# Prompt:
The number of lines holding the string "problem" is all that is wanted; count them in the records below.
################
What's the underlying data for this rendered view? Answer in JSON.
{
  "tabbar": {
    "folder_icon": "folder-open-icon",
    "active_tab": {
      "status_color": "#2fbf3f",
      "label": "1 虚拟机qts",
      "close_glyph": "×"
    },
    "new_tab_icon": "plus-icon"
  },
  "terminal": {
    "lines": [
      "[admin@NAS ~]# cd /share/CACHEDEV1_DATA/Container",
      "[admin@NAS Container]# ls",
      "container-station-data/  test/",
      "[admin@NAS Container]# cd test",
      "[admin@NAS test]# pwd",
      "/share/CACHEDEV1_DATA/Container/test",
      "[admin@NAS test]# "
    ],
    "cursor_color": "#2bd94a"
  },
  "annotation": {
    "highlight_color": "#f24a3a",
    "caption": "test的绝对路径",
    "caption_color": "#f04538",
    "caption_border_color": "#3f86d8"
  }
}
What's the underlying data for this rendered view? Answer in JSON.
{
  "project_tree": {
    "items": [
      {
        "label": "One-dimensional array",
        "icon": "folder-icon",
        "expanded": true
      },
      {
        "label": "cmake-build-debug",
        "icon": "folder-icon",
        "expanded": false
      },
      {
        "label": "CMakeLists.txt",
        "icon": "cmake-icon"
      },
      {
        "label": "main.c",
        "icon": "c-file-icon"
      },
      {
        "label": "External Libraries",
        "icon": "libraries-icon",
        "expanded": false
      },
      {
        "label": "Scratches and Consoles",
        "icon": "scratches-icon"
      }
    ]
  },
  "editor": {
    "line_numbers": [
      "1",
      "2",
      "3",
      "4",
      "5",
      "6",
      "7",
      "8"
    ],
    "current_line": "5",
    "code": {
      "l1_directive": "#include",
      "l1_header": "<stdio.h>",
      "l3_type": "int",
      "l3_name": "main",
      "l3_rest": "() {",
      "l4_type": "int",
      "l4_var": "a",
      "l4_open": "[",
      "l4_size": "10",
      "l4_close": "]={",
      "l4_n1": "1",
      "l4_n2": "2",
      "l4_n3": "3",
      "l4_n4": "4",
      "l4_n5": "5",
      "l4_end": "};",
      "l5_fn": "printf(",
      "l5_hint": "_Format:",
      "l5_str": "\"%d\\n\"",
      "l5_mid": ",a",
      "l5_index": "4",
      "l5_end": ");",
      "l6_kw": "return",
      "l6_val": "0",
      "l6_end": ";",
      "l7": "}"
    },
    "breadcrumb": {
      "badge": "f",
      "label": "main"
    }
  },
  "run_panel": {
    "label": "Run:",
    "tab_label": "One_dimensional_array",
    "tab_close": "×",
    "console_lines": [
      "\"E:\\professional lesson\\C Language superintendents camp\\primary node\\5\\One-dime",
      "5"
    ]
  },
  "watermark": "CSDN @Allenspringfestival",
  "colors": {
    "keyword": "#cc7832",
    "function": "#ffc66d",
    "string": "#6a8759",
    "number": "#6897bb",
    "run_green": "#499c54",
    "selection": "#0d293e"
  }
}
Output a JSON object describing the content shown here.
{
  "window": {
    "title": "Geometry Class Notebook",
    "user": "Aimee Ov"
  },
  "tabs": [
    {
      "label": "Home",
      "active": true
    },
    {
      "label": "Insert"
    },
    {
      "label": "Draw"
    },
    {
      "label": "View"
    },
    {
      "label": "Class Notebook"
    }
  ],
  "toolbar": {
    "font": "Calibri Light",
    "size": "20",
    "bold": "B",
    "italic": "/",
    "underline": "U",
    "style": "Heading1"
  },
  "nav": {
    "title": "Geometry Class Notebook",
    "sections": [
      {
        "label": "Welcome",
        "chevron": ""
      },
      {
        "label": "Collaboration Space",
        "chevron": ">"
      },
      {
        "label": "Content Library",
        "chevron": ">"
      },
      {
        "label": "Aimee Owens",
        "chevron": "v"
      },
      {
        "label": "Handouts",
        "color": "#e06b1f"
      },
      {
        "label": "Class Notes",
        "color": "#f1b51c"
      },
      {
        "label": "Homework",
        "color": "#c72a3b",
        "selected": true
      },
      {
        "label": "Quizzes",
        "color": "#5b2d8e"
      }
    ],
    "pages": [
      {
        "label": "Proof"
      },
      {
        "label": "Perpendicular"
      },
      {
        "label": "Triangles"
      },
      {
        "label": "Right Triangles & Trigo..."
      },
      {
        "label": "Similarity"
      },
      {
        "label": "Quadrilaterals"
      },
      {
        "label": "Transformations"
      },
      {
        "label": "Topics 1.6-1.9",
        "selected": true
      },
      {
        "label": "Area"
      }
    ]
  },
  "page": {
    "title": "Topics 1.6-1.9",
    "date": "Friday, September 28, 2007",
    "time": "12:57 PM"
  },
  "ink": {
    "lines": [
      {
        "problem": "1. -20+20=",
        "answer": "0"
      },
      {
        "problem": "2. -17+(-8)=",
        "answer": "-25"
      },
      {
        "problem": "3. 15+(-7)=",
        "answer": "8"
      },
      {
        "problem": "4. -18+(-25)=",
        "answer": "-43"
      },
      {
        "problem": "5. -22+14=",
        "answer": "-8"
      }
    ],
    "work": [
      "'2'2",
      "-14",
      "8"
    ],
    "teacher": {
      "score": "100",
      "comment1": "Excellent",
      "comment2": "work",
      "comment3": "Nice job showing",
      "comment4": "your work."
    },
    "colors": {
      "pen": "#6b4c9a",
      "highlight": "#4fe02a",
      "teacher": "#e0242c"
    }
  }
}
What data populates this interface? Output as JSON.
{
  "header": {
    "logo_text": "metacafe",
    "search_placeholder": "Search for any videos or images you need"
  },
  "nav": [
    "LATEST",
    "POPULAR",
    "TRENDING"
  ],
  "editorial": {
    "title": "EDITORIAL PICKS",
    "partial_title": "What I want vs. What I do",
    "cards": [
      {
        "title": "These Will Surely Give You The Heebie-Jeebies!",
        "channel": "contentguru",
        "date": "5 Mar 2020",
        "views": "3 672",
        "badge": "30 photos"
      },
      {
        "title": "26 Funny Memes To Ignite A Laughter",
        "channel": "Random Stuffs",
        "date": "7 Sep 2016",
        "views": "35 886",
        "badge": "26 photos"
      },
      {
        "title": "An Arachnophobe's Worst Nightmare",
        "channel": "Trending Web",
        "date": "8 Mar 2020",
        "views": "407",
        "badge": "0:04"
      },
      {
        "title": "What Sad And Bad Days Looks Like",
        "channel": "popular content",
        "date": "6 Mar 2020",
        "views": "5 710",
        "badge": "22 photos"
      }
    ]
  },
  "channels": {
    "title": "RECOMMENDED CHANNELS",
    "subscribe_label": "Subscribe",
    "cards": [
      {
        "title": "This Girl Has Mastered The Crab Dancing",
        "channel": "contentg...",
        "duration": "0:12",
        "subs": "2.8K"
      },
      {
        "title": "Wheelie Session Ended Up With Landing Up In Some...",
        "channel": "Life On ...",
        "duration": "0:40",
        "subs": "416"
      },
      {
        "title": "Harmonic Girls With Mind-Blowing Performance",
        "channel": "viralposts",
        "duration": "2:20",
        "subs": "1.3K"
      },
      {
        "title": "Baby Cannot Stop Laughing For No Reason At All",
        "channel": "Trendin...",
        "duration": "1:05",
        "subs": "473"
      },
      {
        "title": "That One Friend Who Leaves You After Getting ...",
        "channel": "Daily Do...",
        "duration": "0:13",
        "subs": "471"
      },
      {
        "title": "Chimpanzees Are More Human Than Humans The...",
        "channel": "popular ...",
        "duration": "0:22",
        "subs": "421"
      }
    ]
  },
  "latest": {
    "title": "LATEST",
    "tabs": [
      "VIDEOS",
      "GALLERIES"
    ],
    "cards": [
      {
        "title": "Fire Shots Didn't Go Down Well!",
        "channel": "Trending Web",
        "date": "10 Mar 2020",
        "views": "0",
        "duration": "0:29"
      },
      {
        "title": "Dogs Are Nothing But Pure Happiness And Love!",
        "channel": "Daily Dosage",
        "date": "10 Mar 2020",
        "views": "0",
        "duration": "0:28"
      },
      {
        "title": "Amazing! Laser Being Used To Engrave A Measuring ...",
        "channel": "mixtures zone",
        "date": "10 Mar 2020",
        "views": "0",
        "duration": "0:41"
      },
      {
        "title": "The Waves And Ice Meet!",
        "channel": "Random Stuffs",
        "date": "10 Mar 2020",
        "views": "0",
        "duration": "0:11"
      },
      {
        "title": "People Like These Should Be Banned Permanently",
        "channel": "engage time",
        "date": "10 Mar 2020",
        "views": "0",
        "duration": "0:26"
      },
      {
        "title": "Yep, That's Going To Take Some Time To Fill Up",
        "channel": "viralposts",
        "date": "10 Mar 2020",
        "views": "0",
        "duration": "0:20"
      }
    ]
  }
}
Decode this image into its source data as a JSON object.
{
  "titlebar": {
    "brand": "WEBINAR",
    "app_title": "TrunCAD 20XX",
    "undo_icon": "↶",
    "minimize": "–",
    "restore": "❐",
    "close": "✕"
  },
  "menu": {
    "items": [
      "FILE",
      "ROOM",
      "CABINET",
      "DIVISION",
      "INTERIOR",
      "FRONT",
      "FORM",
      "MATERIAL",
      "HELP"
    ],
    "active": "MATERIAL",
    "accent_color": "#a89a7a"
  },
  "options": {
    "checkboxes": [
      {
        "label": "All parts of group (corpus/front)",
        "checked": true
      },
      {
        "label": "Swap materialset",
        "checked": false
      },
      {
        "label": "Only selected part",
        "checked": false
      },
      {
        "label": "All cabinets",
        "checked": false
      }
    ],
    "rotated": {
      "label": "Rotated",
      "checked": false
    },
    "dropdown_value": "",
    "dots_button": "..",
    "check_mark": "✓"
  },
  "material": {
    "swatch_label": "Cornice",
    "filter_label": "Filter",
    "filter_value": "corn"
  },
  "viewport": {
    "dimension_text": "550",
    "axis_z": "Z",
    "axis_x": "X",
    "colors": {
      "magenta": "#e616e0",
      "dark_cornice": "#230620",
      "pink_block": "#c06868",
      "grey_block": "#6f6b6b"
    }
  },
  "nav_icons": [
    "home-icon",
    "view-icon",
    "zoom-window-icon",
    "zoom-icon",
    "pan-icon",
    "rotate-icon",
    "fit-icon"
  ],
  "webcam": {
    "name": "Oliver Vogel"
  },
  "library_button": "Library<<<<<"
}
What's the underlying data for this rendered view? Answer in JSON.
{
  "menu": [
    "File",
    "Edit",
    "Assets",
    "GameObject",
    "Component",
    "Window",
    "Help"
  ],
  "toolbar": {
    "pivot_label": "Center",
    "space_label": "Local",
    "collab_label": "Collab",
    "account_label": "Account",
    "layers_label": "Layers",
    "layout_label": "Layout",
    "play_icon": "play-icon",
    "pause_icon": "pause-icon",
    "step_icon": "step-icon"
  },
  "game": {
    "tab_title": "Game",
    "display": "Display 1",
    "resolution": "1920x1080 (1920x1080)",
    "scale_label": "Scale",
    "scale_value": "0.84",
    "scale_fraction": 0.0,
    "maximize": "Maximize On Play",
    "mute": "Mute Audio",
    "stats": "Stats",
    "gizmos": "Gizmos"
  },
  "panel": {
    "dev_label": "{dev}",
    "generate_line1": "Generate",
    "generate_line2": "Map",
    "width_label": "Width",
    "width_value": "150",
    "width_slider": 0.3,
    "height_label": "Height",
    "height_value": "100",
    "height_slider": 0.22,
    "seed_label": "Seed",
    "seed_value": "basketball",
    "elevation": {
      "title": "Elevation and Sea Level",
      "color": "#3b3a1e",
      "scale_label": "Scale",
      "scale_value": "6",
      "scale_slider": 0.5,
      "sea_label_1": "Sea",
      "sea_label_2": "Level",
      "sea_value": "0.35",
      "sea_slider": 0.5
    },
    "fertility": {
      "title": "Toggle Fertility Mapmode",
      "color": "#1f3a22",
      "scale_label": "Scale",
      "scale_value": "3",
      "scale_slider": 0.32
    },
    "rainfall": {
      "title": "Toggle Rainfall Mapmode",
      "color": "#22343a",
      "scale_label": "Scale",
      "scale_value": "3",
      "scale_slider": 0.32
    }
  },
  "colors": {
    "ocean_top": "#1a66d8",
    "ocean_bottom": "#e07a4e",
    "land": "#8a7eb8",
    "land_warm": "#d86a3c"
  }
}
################
# Exercise solution:
5